Task instructions -
Repeat, exactly and completely, the entries shown underneath.

Supplied data -

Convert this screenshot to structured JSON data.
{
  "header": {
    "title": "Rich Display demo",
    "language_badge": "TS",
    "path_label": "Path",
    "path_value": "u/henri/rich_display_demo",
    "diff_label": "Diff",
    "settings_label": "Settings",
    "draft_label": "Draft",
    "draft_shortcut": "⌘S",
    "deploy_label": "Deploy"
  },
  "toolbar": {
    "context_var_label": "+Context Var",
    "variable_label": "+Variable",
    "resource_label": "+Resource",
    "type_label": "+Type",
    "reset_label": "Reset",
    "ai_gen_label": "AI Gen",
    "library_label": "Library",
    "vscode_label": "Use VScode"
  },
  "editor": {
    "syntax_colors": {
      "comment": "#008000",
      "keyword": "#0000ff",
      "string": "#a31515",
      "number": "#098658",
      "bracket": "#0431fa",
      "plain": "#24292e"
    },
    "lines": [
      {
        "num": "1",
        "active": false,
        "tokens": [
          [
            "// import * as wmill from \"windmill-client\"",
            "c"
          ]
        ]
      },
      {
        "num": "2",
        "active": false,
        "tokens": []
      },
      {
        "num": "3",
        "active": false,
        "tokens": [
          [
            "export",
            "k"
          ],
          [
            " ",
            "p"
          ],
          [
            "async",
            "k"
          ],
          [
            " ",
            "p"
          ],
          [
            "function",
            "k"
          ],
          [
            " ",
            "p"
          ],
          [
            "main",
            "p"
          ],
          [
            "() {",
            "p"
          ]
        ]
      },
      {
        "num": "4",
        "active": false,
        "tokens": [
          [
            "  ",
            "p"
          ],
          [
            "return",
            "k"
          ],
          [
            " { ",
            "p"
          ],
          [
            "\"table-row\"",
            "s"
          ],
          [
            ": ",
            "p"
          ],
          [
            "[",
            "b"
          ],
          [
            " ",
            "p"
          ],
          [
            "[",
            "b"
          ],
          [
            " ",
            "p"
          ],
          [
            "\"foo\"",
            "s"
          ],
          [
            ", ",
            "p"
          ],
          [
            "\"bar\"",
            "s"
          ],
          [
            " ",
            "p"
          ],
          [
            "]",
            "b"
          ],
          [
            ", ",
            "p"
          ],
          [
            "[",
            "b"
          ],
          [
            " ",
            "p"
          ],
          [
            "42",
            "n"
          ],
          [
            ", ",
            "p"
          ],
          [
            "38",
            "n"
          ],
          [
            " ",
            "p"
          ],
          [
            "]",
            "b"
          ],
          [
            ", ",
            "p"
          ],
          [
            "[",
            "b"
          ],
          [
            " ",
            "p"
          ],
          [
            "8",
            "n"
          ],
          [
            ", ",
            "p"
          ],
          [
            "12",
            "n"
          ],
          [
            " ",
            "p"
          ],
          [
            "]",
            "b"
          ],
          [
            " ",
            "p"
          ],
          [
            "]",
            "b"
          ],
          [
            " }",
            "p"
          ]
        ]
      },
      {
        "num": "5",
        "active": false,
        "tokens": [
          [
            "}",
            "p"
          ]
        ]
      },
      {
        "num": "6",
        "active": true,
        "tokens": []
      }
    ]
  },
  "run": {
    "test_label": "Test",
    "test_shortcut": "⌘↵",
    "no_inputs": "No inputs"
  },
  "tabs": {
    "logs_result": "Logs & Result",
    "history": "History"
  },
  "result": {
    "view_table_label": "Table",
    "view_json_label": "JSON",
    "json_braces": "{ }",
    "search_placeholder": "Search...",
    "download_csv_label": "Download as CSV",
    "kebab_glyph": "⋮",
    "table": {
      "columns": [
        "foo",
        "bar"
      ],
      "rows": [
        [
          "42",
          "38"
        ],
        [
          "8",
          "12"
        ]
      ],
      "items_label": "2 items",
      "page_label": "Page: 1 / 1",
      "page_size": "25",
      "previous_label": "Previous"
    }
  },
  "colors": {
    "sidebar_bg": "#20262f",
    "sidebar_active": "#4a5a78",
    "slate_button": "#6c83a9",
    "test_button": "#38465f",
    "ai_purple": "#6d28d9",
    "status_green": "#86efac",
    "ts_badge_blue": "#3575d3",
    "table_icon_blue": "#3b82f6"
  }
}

Task output -
Convert this screenshot to structured JSON data.
{
  "header": {
    "title": "Rich Display demo",
    "language_badge": "TS",
    "path_label": "Path",
    "path_value": "u/henri/rich_display_demo",
    "diff_label": "Diff",
    "settings_label": "Settings",
    "draft_label": "Draft",
    "draft_shortcut": "⌘S",
    "deploy_label": "Deploy"
  },
  "toolbar": {
    "context_var_label": "+Context Var",
    "variable_label": "+Variable",
    "resource_label": "+Resource",
    "type_label": "+Type",
    "reset_label": "Reset",
    "ai_gen_label": "AI Gen",
    "library_label": "Library",
    "vscode_label": "Use VScode"
  },
  "editor": {
    "syntax_colors": {
      "comment": "#008000",
      "keyword": "#0000ff",
      "string": "#a31515",
      "number": "#098658",
      "bracket": "#0431fa",
      "plain": "#24292e"
    },
    "lines": [
      {
        "num": "1",
        "active": false,
        "tokens": [
          [
            "// import * as wmill from \"windmill-client\"",
            "c"
          ]
        ]
      },
      {
        "num": "2",
        "active": false,
        "tokens": []
      },
      {
        "num": "3",
        "active": false,
        "tokens": [
          [
            "export",
            "k"
          ],
          [
            " ",
            "p"
          ],
          [
            "async",
            "k"
          ],
          [
            " ",
            "p"
          ],
          [
            "function",
            "k"
          ],
          [
            " ",
            "p"
          ],
          [
            "main",
            "p"
          ],
          [
            "() {",
            "p"
          ]
        ]
      },
      {
        "num": "4",
        "active": false,
        "tokens": [
          [
            "  ",
            "p"
          ],
          [
            "return",
            "k"
          ],
          [
            " { ",
            "p"
          ],
          [
            "\"table-row\"",
            "s"
          ],
          [
            ": ",
            "p"
          ],
          [
            "[",
            "b"
          ],
          [
            " ",
            "p"
          ],
          [
            "[",
            "b"
          ],
          [
            " ",
            "p"
          ],
          [
            "\"foo\"",
            "s"
          ],
          [
            ", ",
            "p"
          ],
          [
            "\"bar\"",
            "s"
          ],
          [
            " ",
            "p"
          ],
          [
            "]",
            "b"
          ],
          [
            ", ",
            "p"
          ],
          [
            "[",
            "b"
          ],
          [
            " ",
            "p"
          ],
          [
            "42",
            "n"
          ],
          [
            ", ",
            "p"
          ],
          [
            "38",
            "n"
          ],
          [
            " ",
            "p"
          ],
          [
            "]",
            "b"
          ],
          [
            ", ",
            "p"
          ],
          [
            "[",
            "b"
          ],
          [
            " ",
            "p"
          ],
          [
            "8",
            "n"
          ],
          [
            ", ",
            "p"
          ],
          [
            "12",
            "n"
          ],
          [
            " ",
            "p"
          ],
          [
            "]",
            "b"
          ],
          [
            " ",
            "p"
          ],
          [
            "]",
            "b"
          ],
          [
            " }",
            "p"
          ]
        ]
      },
      {
        "num": "5",
        "active": false,
        "tokens": [
          [
            "}",
            "p"
          ]
        ]
      },
      {
        "num": "6",
        "active": true,
        "tokens": []
      }
    ]
  },
  "run": {
    "test_label": "Test",
    "test_shortcut": "⌘↵",
    "no_inputs": "No inputs"
  },
  "tabs": {
    "logs_result": "Logs & Result",
    "history": "History"
  },
  "result": {
    "view_table_label": "Table",
    "view_json_label": "JSON",
    "json_braces": "{ }",
    "search_placeholder": "Search...",
    "download_csv_label": "Download as CSV",
    "kebab_glyph": "⋮",
    "table": {
      "columns": [
        "foo",
        "bar"
      ],
      "rows": [
        [
          "42",
          "38"
        ],
        [
          "8",
          "12"
        ]
      ],
      "items_label": "2 items",
      "page_label": "Page: 1 / 1",
      "page_size": "25",
      "previous_label": "Previous"
    }
  },
  "colors": {
    "sidebar_bg": "#20262f",
    "sidebar_active": "#4a5a78",
    "slate_button": "#6c83a9",
    "test_button": "#38465f",
    "ai_purple": "#6d28d9",
    "status_green": "#86efac",
    "ts_badge_blue": "#3575d3",
    "table_icon_blue": "#3b82f6"
  }
}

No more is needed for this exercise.